All of the patch points on the Expander Module are protected against damage from short circuits and over-voltage.
VCO CV inputs: OSC 1, OSC 2, OSC 1 + 2 [1 v/octave, 0..+5 volts range only]
Gate and Trigger inputs: active threshold >2.5 volts
Clock input: rising edge triggered, threshold > 2.5 volts
Clock output: positive pulse, 5 ms duration, 5 volt logic level
MIX CV in: voltage control for MIX knob (+/- 2.5 or 0..+5 volts)
LFO CV in: voltage control for LFO knob (+/- 2.5 or 0..+5 volts)
SWEEP CV in: voltage control for SWEEP knob (+/- 2.5 or 0..+5 volts)
VCF 1 CV in: voltage control for FILTER knob (+/- 2.5 or 0..+5 volts, not 1v/oct)
VCF 2 CV in: voltage control for 4-pole LPF (+/- 2.5 or 0..+5 volts, not 1v/oct)
AUX IN: audio line input (switchable 0 dB or +6 dB gain)
LFO out: fixed amplitude ramp waveform from LFO (0..+5 volts)
SWEEP out: variable amplitude LFO waveform, post-SWEEP knob LFO (+/- 2.5 or 0..+5 volts)
PULSE out: variable amplitude LFO waveform, post-PULSE knob (+/- 2.5 or 0..+5 volts)
SLIDE out: fixed amplitude slew limited clock divider (+/- 2.5 or 0..+5 volts)
MAIN out: audio line output (switchable 0 dB or +6 dB gain) [Note – inverted polarity relative to the ¼” output]
FREQUENTLY ASKED QUESTIONS
Q. Will there be a stand-alone (non-Eurorack) version of Drone Commander 2?
A. Yes, and it may be announced in 2016. Thats all the news for now.
Q. Will there be versions of DC2 in other modular synthesizer formats?
A. Maybe, but only after the appearance of a stand-alone model.
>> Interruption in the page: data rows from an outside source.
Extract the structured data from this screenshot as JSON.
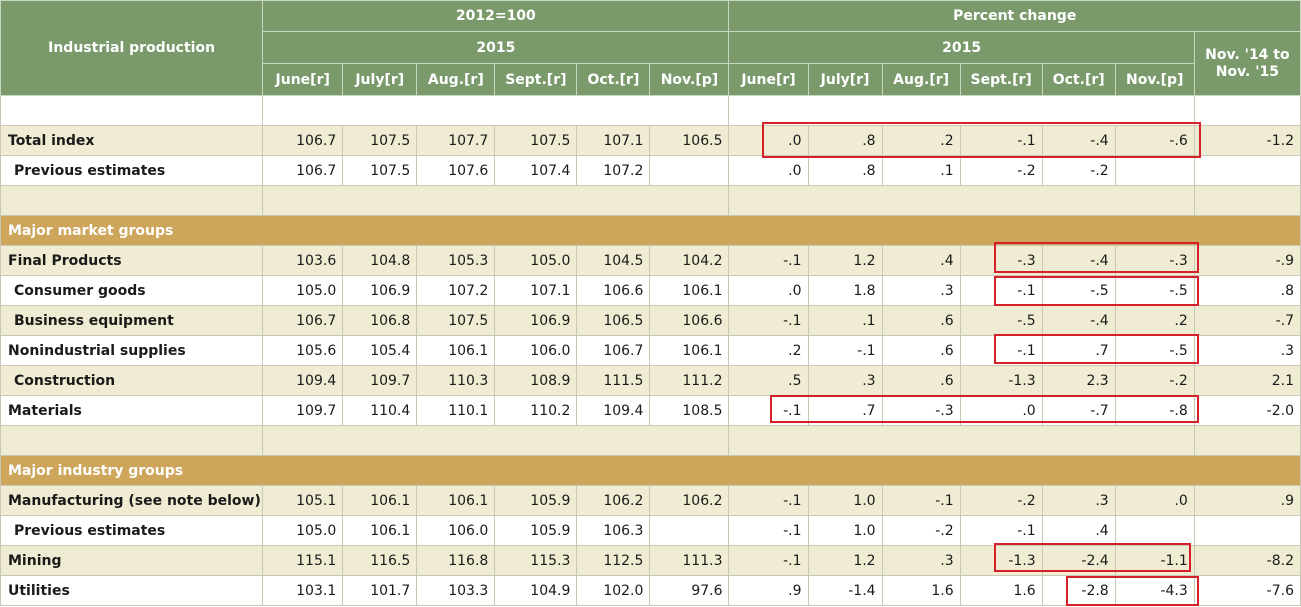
{
  "header": {
    "row_label": "Industrial production",
    "index_group": "2012=100",
    "pct_group": "Percent change",
    "index_year": "2015",
    "pct_year": "2015",
    "yoy_label": "Nov. '14 to Nov. '15",
    "index_months": [
      "June[r]",
      "July[r]",
      "Aug.[r]",
      "Sept.[r]",
      "Oct.[r]",
      "Nov.[p]"
    ],
    "pct_months": [
      "June[r]",
      "July[r]",
      "Aug.[r]",
      "Sept.[r]",
      "Oct.[r]",
      "Nov.[p]"
    ]
  },
  "sections": {
    "major_market": "Major market groups",
    "major_industry": "Major industry groups"
  },
  "rows": [
    {
      "label": "Total index",
      "index": [
        "106.7",
        "107.5",
        "107.7",
        "107.5",
        "107.1",
        "106.5"
      ],
      "pct": [
        ".0",
        ".8",
        ".2",
        "-.1",
        "-.4",
        "-.6"
      ],
      "yoy": "-1.2"
    },
    {
      "label": "Previous estimates",
      "index": [
        "106.7",
        "107.5",
        "107.6",
        "107.4",
        "107.2",
        ""
      ],
      "pct": [
        ".0",
        ".8",
        ".1",
        "-.2",
        "-.2",
        ""
      ],
      "yoy": ""
    },
    {
      "label": "Final Products",
      "index": [
        "103.6",
        "104.8",
        "105.3",
        "105.0",
        "104.5",
        "104.2"
      ],
      "pct": [
        "-.1",
        "1.2",
        ".4",
        "-.3",
        "-.4",
        "-.3"
      ],
      "yoy": "-.9"
    },
    {
      "label": "Consumer goods",
      "index": [
        "105.0",
        "106.9",
        "107.2",
        "107.1",
        "106.6",
        "106.1"
      ],
      "pct": [
        ".0",
        "1.8",
        ".3",
        "-.1",
        "-.5",
        "-.5"
      ],
      "yoy": ".8"
    },
    {
      "label": "Business equipment",
      "index": [
        "106.7",
        "106.8",
        "107.5",
        "106.9",
        "106.5",
        "106.6"
      ],
      "pct": [
        "-.1",
        ".1",
        ".6",
        "-.5",
        "-.4",
        ".2"
      ],
      "yoy": "-.7"
    },
    {
      "label": "Nonindustrial supplies",
      "index": [
        "105.6",
        "105.4",
        "106.1",
        "106.0",
        "106.7",
        "106.1"
      ],
      "pct": [
        ".2",
        "-.1",
        ".6",
        "-.1",
        ".7",
        "-.5"
      ],
      "yoy": ".3"
    },
    {
      "label": "Construction",
      "index": [
        "109.4",
        "109.7",
        "110.3",
        "108.9",
        "111.5",
        "111.2"
      ],
      "pct": [
        ".5",
        ".3",
        ".6",
        "-1.3",
        "2.3",
        "-.2"
      ],
      "yoy": "2.1"
    },
    {
      "label": "Materials",
      "index": [
        "109.7",
        "110.4",
        "110.1",
        "110.2",
        "109.4",
        "108.5"
      ],
      "pct": [
        "-.1",
        ".7",
        "-.3",
        ".0",
        "-.7",
        "-.8"
      ],
      "yoy": "-2.0"
    },
    {
      "label": "Manufacturing (see note below)",
      "index": [
        "105.1",
        "106.1",
        "106.1",
        "105.9",
        "106.2",
        "106.2"
      ],
      "pct": [
        "-.1",
        "1.0",
        "-.1",
        "-.2",
        ".3",
        ".0"
      ],
      "yoy": ".9"
    },
    {
      "label": "Previous estimates",
      "index": [
        "105.0",
        "106.1",
        "106.0",
        "105.9",
        "106.3",
        ""
      ],
      "pct": [
        "-.1",
        "1.0",
        "-.2",
        "-.1",
        ".4",
        ""
      ],
      "yoy": ""
    },
    {
      "label": "Mining",
      "index": [
        "115.1",
        "116.5",
        "116.8",
        "115.3",
        "112.5",
        "111.3"
      ],
      "pct": [
        "-.1",
        "1.2",
        ".3",
        "-1.3",
        "-2.4",
        "-1.1"
      ],
      "yoy": "-8.2"
    },
    {
      "label": "Utilities",
      "index": [
        "103.1",
        "101.7",
        "103.3",
        "104.9",
        "102.0",
        "97.6"
      ],
      "pct": [
        ".9",
        "-1.4",
        "1.6",
        "1.6",
        "-2.8",
        "-4.3"
      ],
      "yoy": "-7.6"
    }
  ],
  "colors": {
    "header_bg": "#7b9a6c",
    "band_bg": "#f0ecd3",
    "section_bg": "#cda55b",
    "highlight_border": "#d42029"
  }
}
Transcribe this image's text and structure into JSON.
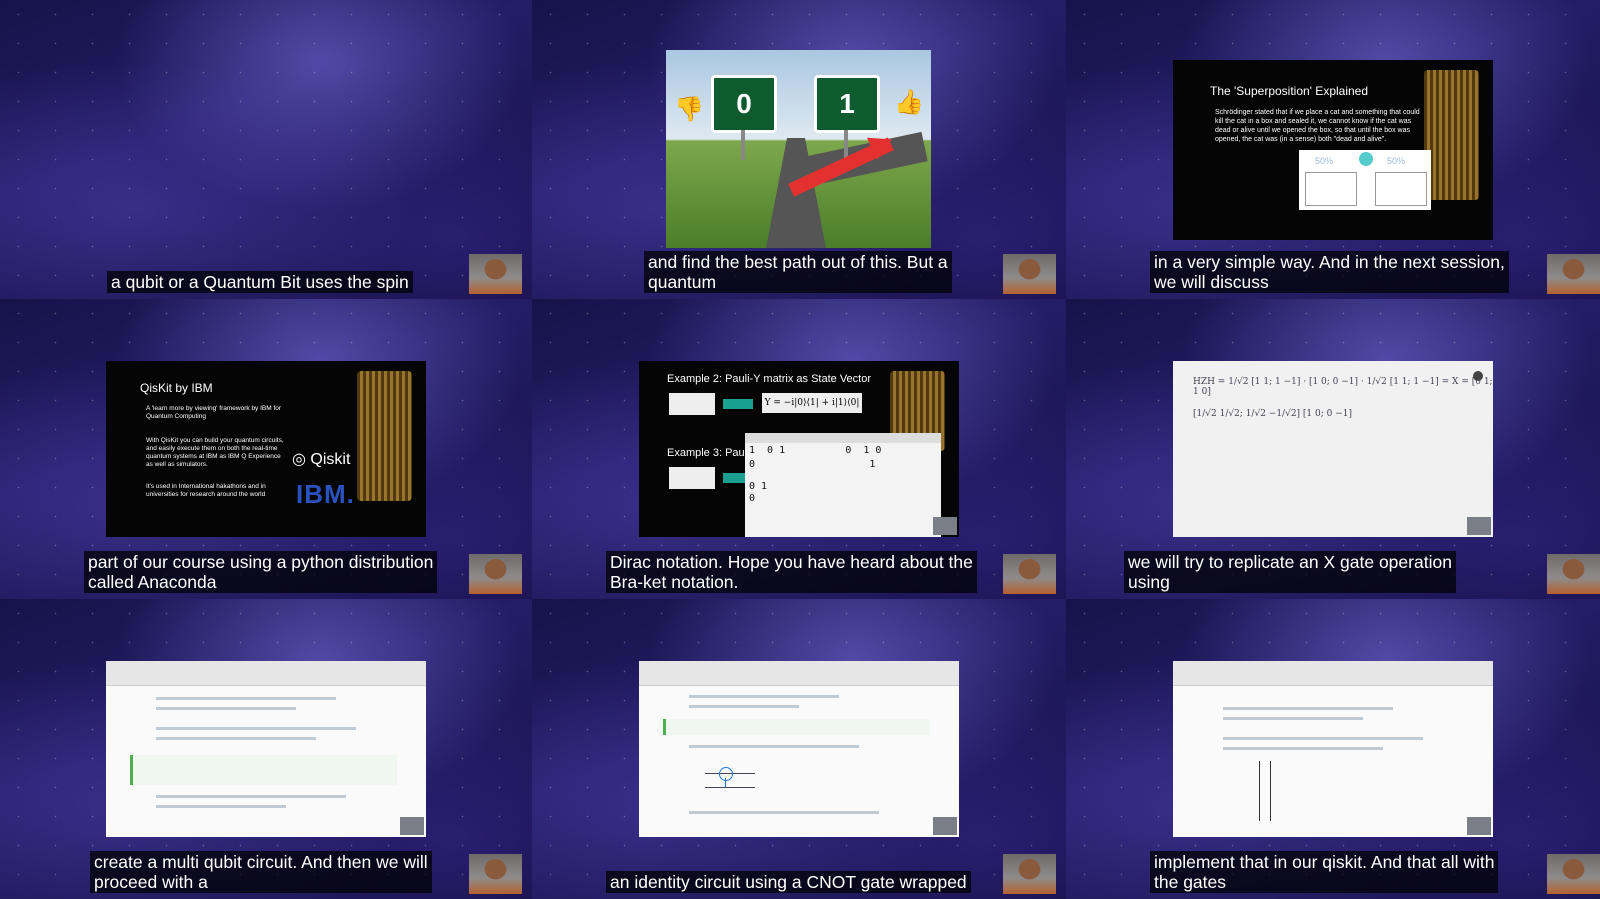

Its not highly likely.
Q. Are there custom finish colors and features available?
A. No, sorry.
Q. What are some differences between the oscillators in DC2e and the Drone Commander classic?
A. Drone Commander classic’s oscillators produced square wave and triangle waveforms. DC2 has sawtooth, square wave, and PWM waveforms. You may want to try patching an external VCO with triangle waveform to DC2e’s AUX IN to hear the difference.
Q. The DC2e LFO doesn’t have a 2-4-8-16 switch. What does that mean?
A. DC-2e can reproduce the same metric divisions as Drone Commander classic, if you listen carefully while adjusting the LFO control. The LFO control acts as a clock divider that is not limited to four choices. Also, the random fluctuations in tempo when changing LFO rate that were characteristic of the old model are not present in DC2. In other words, it is now much easier to set the tempo to match an external rhythm. If you like the sound of random behavior, just wiggle the TEMPO knob.
Q. If I just have the DC-2e Main Module, can I control it with CV-Gate, or MIDI, or ..?
A. The Main Module alone is controlled only by manual tuning and manual gate control with the ENV knob switch.